We all have our favorite Star Trek characters. There are Spock lovers, Riker fan girls, people who love the sassier characters like Bones or Quark, and let’s not forget the internet’s favorite Trek character: facepalming Captain Picard.
We love Star Trek characters because they are who we want to be. They’re brave, and bold, and a little bit silly. We even love them when they are purely ridiculous…like…James…T. Kirk. No matter the reason, we love them.
Recently, I watched all of Star Trek: Voyager. I had never seen it in its entirety. I’d just seen snippets of the Doctor and Captain Janeway, funny moments that the internet deemed worthy of my feed. Based on that, I was expecting to love Seven of Nine. I had heard people talk about Jeri Ryan’s performance as the human-Borg as if it were the best thing to come out of the entire franchise. And don’t get me wrong, I find her fascinating. She is dynamic with a backstory to tug at your heart strings, and she has the Spock thing going for her, the lack of emotion, the pure logic that even the Vulcan Tuvok couldn’t quite pull off. However awesome Seven is, though, I think the series missed out on one of the best characters – a character that makes you think about morality, and death, and what a life really means. And most importantly, who we choose to spend the time we have with. Someone with a real sense of adventure in the unknown.
I am, of course, talking about Kes.
We meet Kes for the first time in the pilot episode “Caretaker.” First, the crew meets Neelix, who agrees to be their guide through the Delta Quadrant…if they help him with something first. Enter Kes, who is being held hostage by the Kazon, one of the big bad alien species for the first half of the series. The Voyager crew rescue Kes and ultimately tick off the Kazon. The rest is history, or Hulu back catalog.
Kes is introduced as a damsel in distress, but like most women characters on Star Trek, she is anything but. As a member of the Ocampan race she only lives seven years, and her short life span made her one of the most interesting characters on Voyager… possibly all of Star Trek. Immediately she has to make a choice – one I’m not sure I would be brave enough to make – to stay with her family and friends, or join the crew of Voyager, explore the galaxy, make new friends, create a new family, and leave everything she knows behind for good.
Kes gave the world of Star Trek a few key things. First, she and Neelix were a practical way to introduce the world of Star Trek to those new to the franchise. Simple things could be discussed without the awkward “but you should already know this” scenario. Through them we rediscovered what the Federation was all about: exploration, and helping those in need. We discovered the technical advances that have been made such as the transporters, replicators and technologies that make the Voyager a new type of starship. With a character like Kes being inquisitive about the Federation, it felt more organic to talk about things that some viewers might not totally understand.
Second, Kes lets the audience explore their own morality through her. She is the first person on Voyager to really befriend the Doctor.
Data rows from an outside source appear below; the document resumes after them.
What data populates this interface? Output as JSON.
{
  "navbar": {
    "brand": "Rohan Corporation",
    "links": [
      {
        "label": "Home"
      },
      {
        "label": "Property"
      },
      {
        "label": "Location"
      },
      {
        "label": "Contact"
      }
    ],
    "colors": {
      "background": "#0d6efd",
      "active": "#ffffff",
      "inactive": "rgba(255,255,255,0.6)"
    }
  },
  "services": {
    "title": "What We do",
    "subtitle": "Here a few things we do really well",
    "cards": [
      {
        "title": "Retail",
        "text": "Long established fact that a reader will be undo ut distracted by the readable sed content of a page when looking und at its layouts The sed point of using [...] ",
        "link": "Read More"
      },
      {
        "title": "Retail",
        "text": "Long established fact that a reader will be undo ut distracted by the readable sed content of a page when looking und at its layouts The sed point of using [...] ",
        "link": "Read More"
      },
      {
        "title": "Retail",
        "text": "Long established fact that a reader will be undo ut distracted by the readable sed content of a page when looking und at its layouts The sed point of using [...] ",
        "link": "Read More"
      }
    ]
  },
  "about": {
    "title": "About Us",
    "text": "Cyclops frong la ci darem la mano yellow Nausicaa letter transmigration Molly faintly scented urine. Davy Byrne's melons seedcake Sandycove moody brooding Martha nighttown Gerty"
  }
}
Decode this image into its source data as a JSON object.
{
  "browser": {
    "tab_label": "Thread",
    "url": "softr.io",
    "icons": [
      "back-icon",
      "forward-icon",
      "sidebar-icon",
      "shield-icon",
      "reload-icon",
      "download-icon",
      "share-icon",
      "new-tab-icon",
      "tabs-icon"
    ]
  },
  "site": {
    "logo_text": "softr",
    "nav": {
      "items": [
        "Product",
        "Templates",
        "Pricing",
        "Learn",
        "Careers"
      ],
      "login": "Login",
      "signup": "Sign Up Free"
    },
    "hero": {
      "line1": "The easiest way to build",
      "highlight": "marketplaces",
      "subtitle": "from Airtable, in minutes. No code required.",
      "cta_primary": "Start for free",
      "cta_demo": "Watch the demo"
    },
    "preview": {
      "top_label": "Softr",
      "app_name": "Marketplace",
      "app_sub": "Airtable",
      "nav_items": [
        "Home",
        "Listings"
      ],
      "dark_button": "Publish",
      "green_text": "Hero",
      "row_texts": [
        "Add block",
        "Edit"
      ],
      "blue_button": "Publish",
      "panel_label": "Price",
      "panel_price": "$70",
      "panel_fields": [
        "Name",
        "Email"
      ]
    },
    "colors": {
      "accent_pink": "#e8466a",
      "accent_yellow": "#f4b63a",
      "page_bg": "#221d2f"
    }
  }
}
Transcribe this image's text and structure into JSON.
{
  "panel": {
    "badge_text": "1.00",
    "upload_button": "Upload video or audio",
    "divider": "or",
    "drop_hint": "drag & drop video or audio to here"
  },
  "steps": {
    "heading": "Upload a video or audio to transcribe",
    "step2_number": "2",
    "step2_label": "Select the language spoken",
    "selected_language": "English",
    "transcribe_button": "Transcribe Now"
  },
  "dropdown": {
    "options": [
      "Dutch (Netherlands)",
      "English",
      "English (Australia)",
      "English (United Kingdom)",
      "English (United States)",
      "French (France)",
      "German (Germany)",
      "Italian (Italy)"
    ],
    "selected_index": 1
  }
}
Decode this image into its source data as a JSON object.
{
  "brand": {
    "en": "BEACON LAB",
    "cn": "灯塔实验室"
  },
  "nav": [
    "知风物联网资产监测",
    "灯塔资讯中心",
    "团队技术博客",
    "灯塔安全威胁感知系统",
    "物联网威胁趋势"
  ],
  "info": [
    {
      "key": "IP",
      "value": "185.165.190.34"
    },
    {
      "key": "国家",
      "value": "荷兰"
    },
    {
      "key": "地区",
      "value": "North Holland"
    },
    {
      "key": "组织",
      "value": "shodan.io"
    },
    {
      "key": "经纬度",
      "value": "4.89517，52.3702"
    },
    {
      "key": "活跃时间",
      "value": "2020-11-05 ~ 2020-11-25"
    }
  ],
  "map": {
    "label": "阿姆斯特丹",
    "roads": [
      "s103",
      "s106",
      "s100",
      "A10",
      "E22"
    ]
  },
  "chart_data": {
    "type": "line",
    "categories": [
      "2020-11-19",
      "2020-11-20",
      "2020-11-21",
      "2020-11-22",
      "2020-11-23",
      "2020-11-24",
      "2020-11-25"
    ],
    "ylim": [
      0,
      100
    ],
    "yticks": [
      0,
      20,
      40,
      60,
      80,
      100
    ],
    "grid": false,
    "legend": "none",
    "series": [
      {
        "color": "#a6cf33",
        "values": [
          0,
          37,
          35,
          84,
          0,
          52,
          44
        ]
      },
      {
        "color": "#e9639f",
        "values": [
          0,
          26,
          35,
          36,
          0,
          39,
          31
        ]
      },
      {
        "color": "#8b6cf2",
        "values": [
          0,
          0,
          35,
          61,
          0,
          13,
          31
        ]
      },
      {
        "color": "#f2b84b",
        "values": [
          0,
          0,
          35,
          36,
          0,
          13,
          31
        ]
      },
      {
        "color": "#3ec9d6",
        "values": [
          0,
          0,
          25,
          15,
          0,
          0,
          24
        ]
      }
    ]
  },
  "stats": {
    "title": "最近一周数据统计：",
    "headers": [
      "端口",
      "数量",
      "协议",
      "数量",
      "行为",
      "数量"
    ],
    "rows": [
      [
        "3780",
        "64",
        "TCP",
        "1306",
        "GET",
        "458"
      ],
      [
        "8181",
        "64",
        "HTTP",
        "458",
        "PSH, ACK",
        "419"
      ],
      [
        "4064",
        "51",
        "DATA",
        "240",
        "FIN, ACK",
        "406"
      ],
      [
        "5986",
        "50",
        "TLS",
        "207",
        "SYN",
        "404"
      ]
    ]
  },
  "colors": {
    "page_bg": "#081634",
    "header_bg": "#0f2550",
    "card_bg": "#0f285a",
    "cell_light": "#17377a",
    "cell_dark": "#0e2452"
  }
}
We understand through her confusion of how other people treat the Doctor that it’s not okay to treat a sentient being (even a holographic one) with little respect or tact. She spends time with him, becoming his assistant, then his friend. She doesn’t stop at the Doctor either; Kes is often is one of the first to voice her opinion about the fair treatment of other races.
Third, Kes’ shortened life span made her particularly interesting. When I would go to Star Trek as a kid I wanted to see the alien, the foreign. I wanted to see something that was different. With Kes we could might have been able to experience the course of an entire life in a seven season show.
My favorite episodes were the ones that showed her maturing. She is described as a child when she first arrives on Voyager, being just one year old, but soon she goes through what might be pregnancy, but because no one on the ship knows anything about her biology, it might just be puberty. She breaks up with Neelix, develops interests in other people, develops her psionic powers, and then in the last couple of episodes with her she goes through the last four years of her life in a weird backwards reality, until she turns into a being of pure energy, like Sean Patrick Flanery in the movie Powder, using her powers to push Voyager, and the crew out of danger.
It would have been great to see Kes progress past the infantilization stage of her character when everyone was telling her what was good for her. What she could learn about her powers, what she could do, where she could go, the constant protection she didn’t need from members of the crew and Neelix. She could have been a bad ass as an “adult,” if only the show had kept her and let her become one.
Sacrificing Kes for the sake of the ship was okay, it fit with her characterization in the show. But just imagine the stories the writers could have come up with. The crew would have eventually had to deal with her natural life progression, her death. She might have eventually had a child, or chosen not to. She might have left the ship in search of bigger and better things, again choosing to leave the known for the unknown. Or maybe she would have gone through a rebellious teen phase (mouthy and more than a little messy), or become a doctor, not to mention the powers she might have one day exhibited. She might have found a way to help Species 8472, a way to humanize them, which the show never did. The crew, the writers, and the audience would have had to come to terms with her whole life. And wouldn’t that have been an adventure worth watching?